  • Louis McHenry (“Louie”) Howe (1871–1936), political strategist who masterminded Franklin D. Roosevelt’s 1932 presidential election. He was the only close friend both FDR and Eleanor Roosevelt shared in common.
  • Andrew Jackson Jennings (1849–1923), noted local attorney, now best remembered for successfully defending Lizzie Borden.
  • Lewis Howard Latimer (1848–1928), African-American inventor and engineer who collaborated with Alexander Graham Bell and Thomas Edison.
  • John O. Milne, co-founder of The Herald News.
  • Lt. Joseph S. Milne (1842–1863), mortally wounded at Pickett’s Charge, Battle of Gettysburg; died July 8, 1863, temporarily attached to Battery B 1st Rhode Island Light Artillery.
  • James Madison Morton (1837–1923), an Associate Justice of the Supreme Judicial Court of Massachusetts.
  • James Madison Morton, Jr. (1869–1940), a Federal judge.
  • Maude Frances Darling Parlin (1885–1979), pioneer female architect and 1907 M.I.T. graduate who designed many Fall River buildings and homes.
  • Cornelia Otis Skinner (1899–1979), actress, biographer, dramatist, essayists, novels, and screenwriter.

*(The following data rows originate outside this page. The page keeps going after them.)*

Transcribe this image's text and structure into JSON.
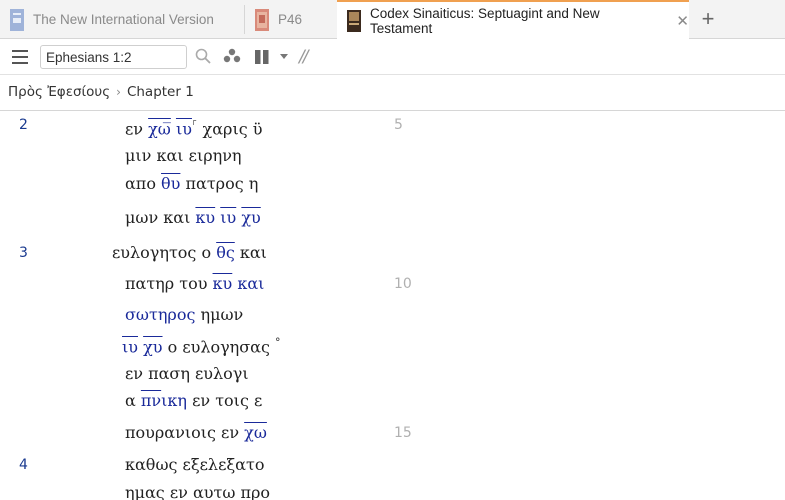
{
  "tabs": [
    {
      "label": "The New International Version",
      "icon": "book-cover-icon"
    },
    {
      "label": "P46",
      "icon": "manuscript-cover-icon"
    },
    {
      "label": "Codex Sinaiticus: Septuagint and New Testament",
      "icon": "codex-cover-icon",
      "close": "✕"
    }
  ],
  "toolbar": {
    "reference_value": "Ephesians 1:2",
    "parallel_glyph": "//",
    "add_tab_glyph": "+"
  },
  "breadcrumb": {
    "book": "Πρὸς Ἐφεσίους",
    "separator": "›",
    "chapter": "Chapter 1"
  },
  "text": {
    "verse_2": "2",
    "verse_3": "3",
    "verse_4": "4",
    "line_no_5": "5",
    "line_no_10": "10",
    "line_no_15": "15",
    "l1_a": "εν ",
    "l1_ns1": "χω̅",
    "l1_sp": " ",
    "l1_ns2": "ιυ",
    "l1_mark": "⸀",
    "l1_b": " χαρις ϋ",
    "l2": "μιν και ειρηνη",
    "l3_a": "απο ",
    "l3_ns": "θυ",
    "l3_b": " πατρος η",
    "l4_a": "μων και ",
    "l4_ns1": "κυ",
    "l4_ns2": "ιυ",
    "l4_ns3": "χυ",
    "l5_a": "ευλογητος ο ",
    "l5_ns": "θς",
    "l5_b": " και",
    "l6_a": "πατηρ του ",
    "l6_ns": "κυ",
    "l6_hl": " και",
    "l7_hl": "σωτηρος",
    "l7_b": " ημων",
    "l8_ns1": "ιυ",
    "l8_ns2": "χυ",
    "l8_b": " ο ευλογησας ",
    "l8_mark": "°",
    "l9": "εν παση ευλογι",
    "l10_a": "α ",
    "l10_ns": "πν",
    "l10_hl": "ικη",
    "l10_b": " εν τοις ε",
    "l11_a": "πουρανιοις εν ",
    "l11_ns": "χω",
    "l12": "καθως εξελεξατο",
    "l13": "ημας εν αυτω προ"
  }
}
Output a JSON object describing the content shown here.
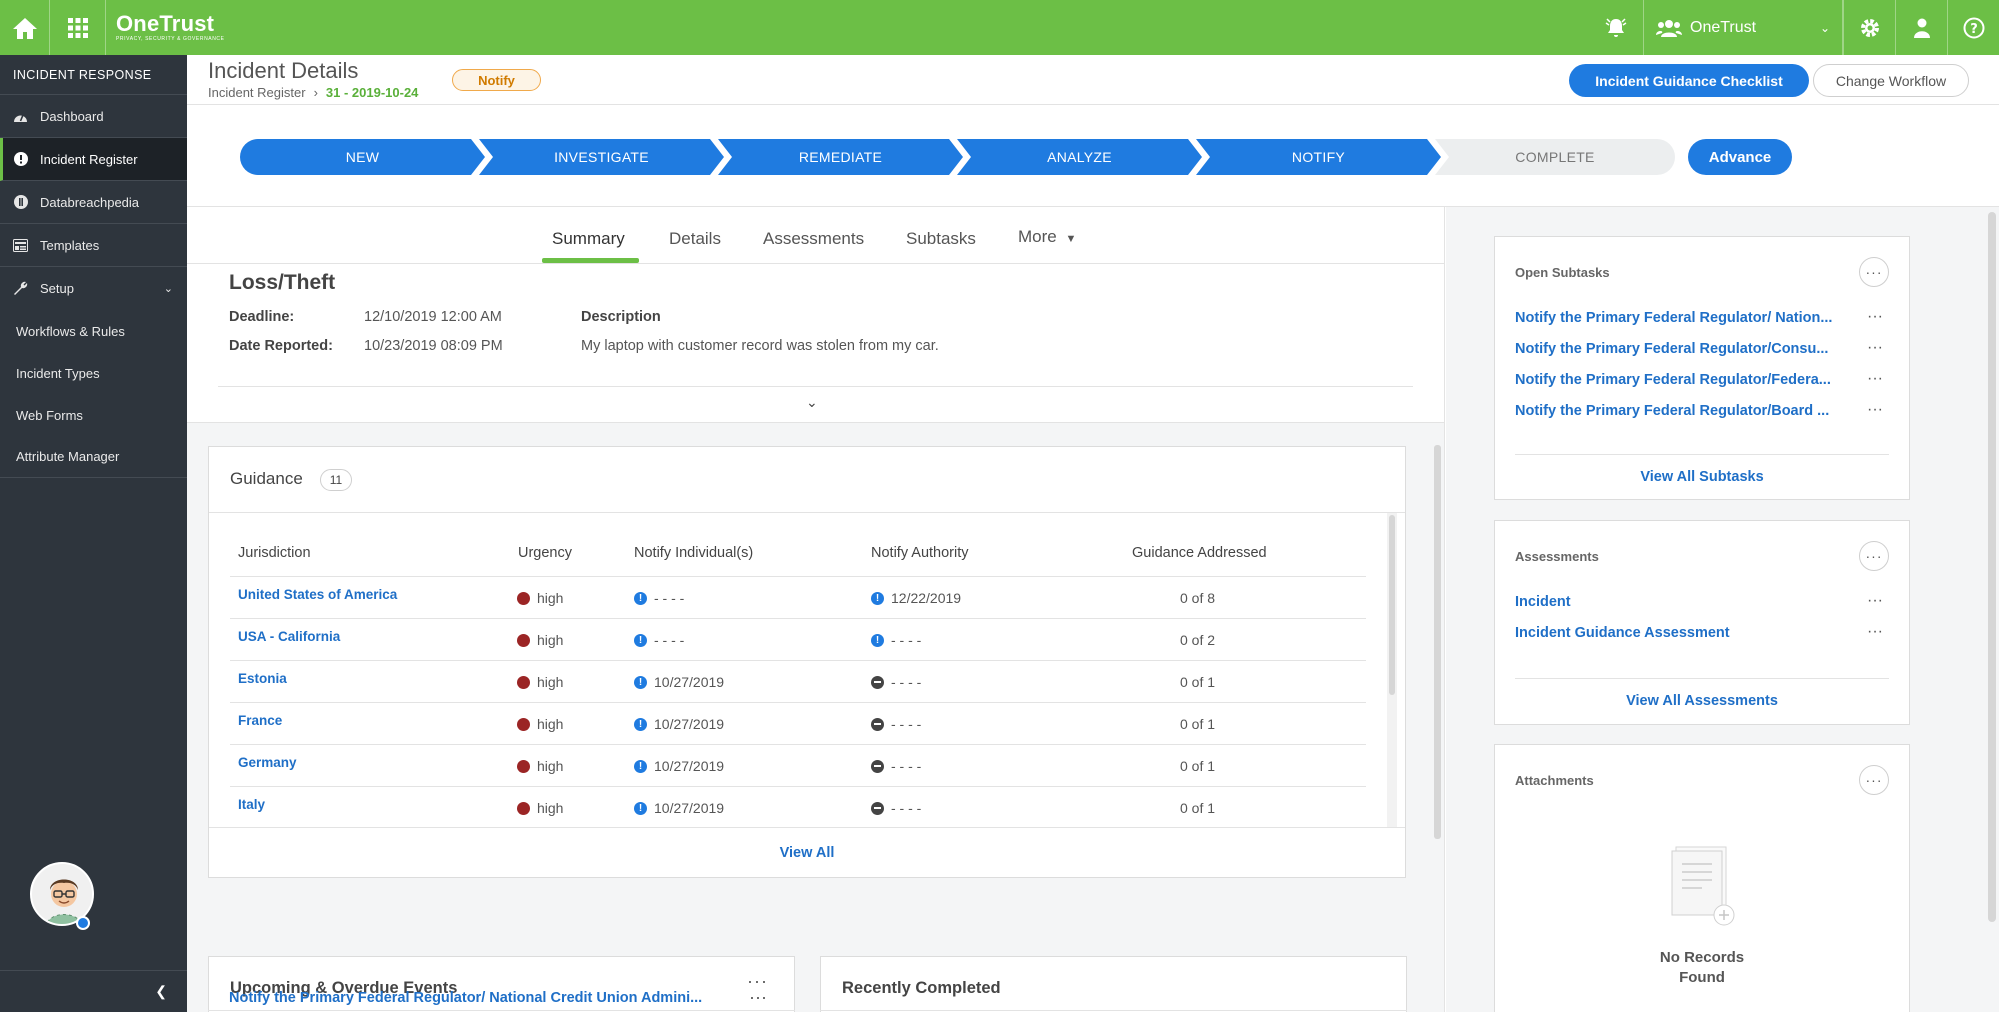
{
  "brand": {
    "name": "OneTrust",
    "tagline": "PRIVACY, SECURITY & GOVERNANCE"
  },
  "topbar": {
    "org_name": "OneTrust"
  },
  "sidebar": {
    "header": "INCIDENT RESPONSE",
    "items": [
      {
        "label": "Dashboard",
        "icon": "dashboard-icon"
      },
      {
        "label": "Incident Register",
        "icon": "alert-circle-icon",
        "active": true
      },
      {
        "label": "Databreachpedia",
        "icon": "book-icon"
      },
      {
        "label": "Templates",
        "icon": "template-icon"
      },
      {
        "label": "Setup",
        "icon": "wrench-icon",
        "expanded": true
      }
    ],
    "setup_items": [
      {
        "label": "Workflows & Rules"
      },
      {
        "label": "Incident Types"
      },
      {
        "label": "Web Forms"
      },
      {
        "label": "Attribute Manager"
      }
    ]
  },
  "header": {
    "title": "Incident Details",
    "breadcrumb_parent": "Incident Register",
    "breadcrumb_current": "31 - 2019-10-24",
    "stage_badge": "Notify",
    "checklist_button": "Incident Guidance Checklist",
    "change_workflow_button": "Change Workflow"
  },
  "workflow": {
    "steps": [
      "NEW",
      "INVESTIGATE",
      "REMEDIATE",
      "ANALYZE",
      "NOTIFY",
      "COMPLETE"
    ],
    "current_step": "NOTIFY",
    "advance_button": "Advance"
  },
  "tabs": [
    {
      "label": "Summary",
      "active": true
    },
    {
      "label": "Details"
    },
    {
      "label": "Assessments"
    },
    {
      "label": "Subtasks"
    },
    {
      "label": "More"
    }
  ],
  "summary": {
    "title": "Loss/Theft",
    "deadline_label": "Deadline:",
    "deadline_value": "12/10/2019 12:00 AM",
    "reported_label": "Date Reported:",
    "reported_value": "10/23/2019 08:09 PM",
    "description_label": "Description",
    "description_value": "My laptop with customer record was stolen from my car."
  },
  "guidance": {
    "title": "Guidance",
    "count": "11",
    "columns": [
      "Jurisdiction",
      "Urgency",
      "Notify Individual(s)",
      "Notify Authority",
      "Guidance Addressed"
    ],
    "rows": [
      {
        "jurisdiction": "United States of America",
        "urgency": "high",
        "individuals": "- - - -",
        "individuals_icon": "info",
        "authority": "12/22/2019",
        "authority_icon": "info",
        "addressed": "0 of 8"
      },
      {
        "jurisdiction": "USA - California",
        "urgency": "high",
        "individuals": "- - - -",
        "individuals_icon": "info",
        "authority": "- - - -",
        "authority_icon": "info",
        "addressed": "0 of 2"
      },
      {
        "jurisdiction": "Estonia",
        "urgency": "high",
        "individuals": "10/27/2019",
        "individuals_icon": "info",
        "authority": "- - - -",
        "authority_icon": "minus",
        "addressed": "0 of 1"
      },
      {
        "jurisdiction": "France",
        "urgency": "high",
        "individuals": "10/27/2019",
        "individuals_icon": "info",
        "authority": "- - - -",
        "authority_icon": "minus",
        "addressed": "0 of 1"
      },
      {
        "jurisdiction": "Germany",
        "urgency": "high",
        "individuals": "10/27/2019",
        "individuals_icon": "info",
        "authority": "- - - -",
        "authority_icon": "minus",
        "addressed": "0 of 1"
      },
      {
        "jurisdiction": "Italy",
        "urgency": "high",
        "individuals": "10/27/2019",
        "individuals_icon": "info",
        "authority": "- - - -",
        "authority_icon": "minus",
        "addressed": "0 of 1"
      }
    ],
    "view_all": "View All"
  },
  "events": {
    "title": "Upcoming & Overdue Events",
    "first_item": "Notify the Primary Federal Regulator/ National Credit Union Admini..."
  },
  "recently_completed": {
    "title": "Recently Completed"
  },
  "open_subtasks": {
    "title": "Open Subtasks",
    "items": [
      "Notify the Primary Federal Regulator/ Nation...",
      "Notify the Primary Federal Regulator/Consu...",
      "Notify the Primary Federal Regulator/Federa...",
      "Notify the Primary Federal Regulator/Board ..."
    ],
    "view_all": "View All Subtasks"
  },
  "assessments": {
    "title": "Assessments",
    "items": [
      "Incident",
      "Incident Guidance Assessment"
    ],
    "view_all": "View All Assessments"
  },
  "attachments": {
    "title": "Attachments",
    "empty_line1": "No Records",
    "empty_line2": "Found"
  },
  "colors": {
    "brand_green": "#6cbf46",
    "primary_blue": "#1f7be0",
    "sidebar_bg": "#2e353d",
    "urgency_high": "#9b2525",
    "notify_badge": "#f0a94b"
  }
}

For more in depth information on the history of Oak Grove, the burial customs of the Victorian era, and much more, visit the website of The Friends of Oak Grove, a 501 (c) (3) organization dedicated to the preservation of the Oak Grove Cemetery.


Now that you have some background knowledge, it’s time to plan your visit to Oak Grove Cemetery!

See HERE for an interactive map, where you can search the “Persons of Interest” tab to locate the locations of specific plots.

Peruse the static map below: